2015_04_15-03 king fisherBiomimicry is an approach to innovation that seeks sustainable solutions to human challenges by emulating nature’s time-tested patterns and strategies. The goal is to create products, processes, and policies—new ways of living—that are well-adapted to life on earth over the long haul. The core idea is that nature has already solved many of the problems we are grappling with. Animals, plants, and microbes are the consummate engineers. After billions of years of research and development, failures are fossils, and what surrounds us is the secret to survival. [from AskNature.org web site]

2015_04_15-04 AskNatureAskNature is the world’s most comprehensive catalog of nature’s solutions to human design challenges. This curated online library features free information on more than 1,800 (and growing!) natural phenomena and hundreds of bio-inspired applications. Think of AskNature as your home habitat. Whether you’re a designer, architect, engineer, or chemist looking for life-friendly solutions to a design challenge or a biologist who wants to share what you know about an amazing organism, AskNature is where biology and design cross-pollinate, so bio-inspired breakthroughs can be born. AskNature helps innovators understand how nature’s adaptations work, empowering them to mimic ideas that have evolved to thrive in balance with Earth’s complex systems.

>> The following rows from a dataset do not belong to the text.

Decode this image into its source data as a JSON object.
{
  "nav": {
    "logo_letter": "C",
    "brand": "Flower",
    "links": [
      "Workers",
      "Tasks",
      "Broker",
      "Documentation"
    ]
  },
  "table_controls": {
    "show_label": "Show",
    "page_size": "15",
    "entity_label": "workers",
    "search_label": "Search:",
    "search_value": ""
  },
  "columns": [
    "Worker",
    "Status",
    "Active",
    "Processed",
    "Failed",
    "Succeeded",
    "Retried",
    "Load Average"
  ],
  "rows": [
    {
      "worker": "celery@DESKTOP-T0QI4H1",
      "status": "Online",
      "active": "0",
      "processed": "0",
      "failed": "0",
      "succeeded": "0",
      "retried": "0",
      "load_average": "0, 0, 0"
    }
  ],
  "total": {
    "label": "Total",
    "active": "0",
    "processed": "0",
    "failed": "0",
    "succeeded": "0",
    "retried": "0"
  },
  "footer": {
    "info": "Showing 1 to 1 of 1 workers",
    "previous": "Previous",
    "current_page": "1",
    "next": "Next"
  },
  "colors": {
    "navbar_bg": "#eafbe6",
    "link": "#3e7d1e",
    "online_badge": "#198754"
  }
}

2015_04_15-01 taxonomy

The Biomimicry Taxonomy [Creative Commons Attribution-Noncommercial 3.0 License. Version 6.0 © 2012 Biomimicry Institute]

Using the Biomimicry Taxonomy, it aligns natural inspiration with human challenges. A taxonomy is a system of classification. The Biomimicry Taxonomy is a classification system developed by the Biomimicry Institute to organize biological content on the website AskNature. The taxonomy categorizes the different ways that organisms and natural systems meet functional challenges.The Biomimicry Taxonomy organizes biology by function. In AskNature, the ways that organisms and systems have adapted in response to challenges are called strategies. Put another way, a strategy is how an organism does something and a function is why it does it. The Biomimicry Taxonomy is useful not just because it will help you navigate better on AskNature, but because it provides a framework that may help you understand your challenge differently.

2015_04_15-05 Biomimicry InstituteAskNature is built by and for the community. It is an initiative of the Biomimicry Institute, whose goal is to make the act of asking nature’s advice a normal part of everyday inventing. Isn’t AskNature simply one of the best web site in the world ?!? 🙂

2015_04_15-02 frog with umbrella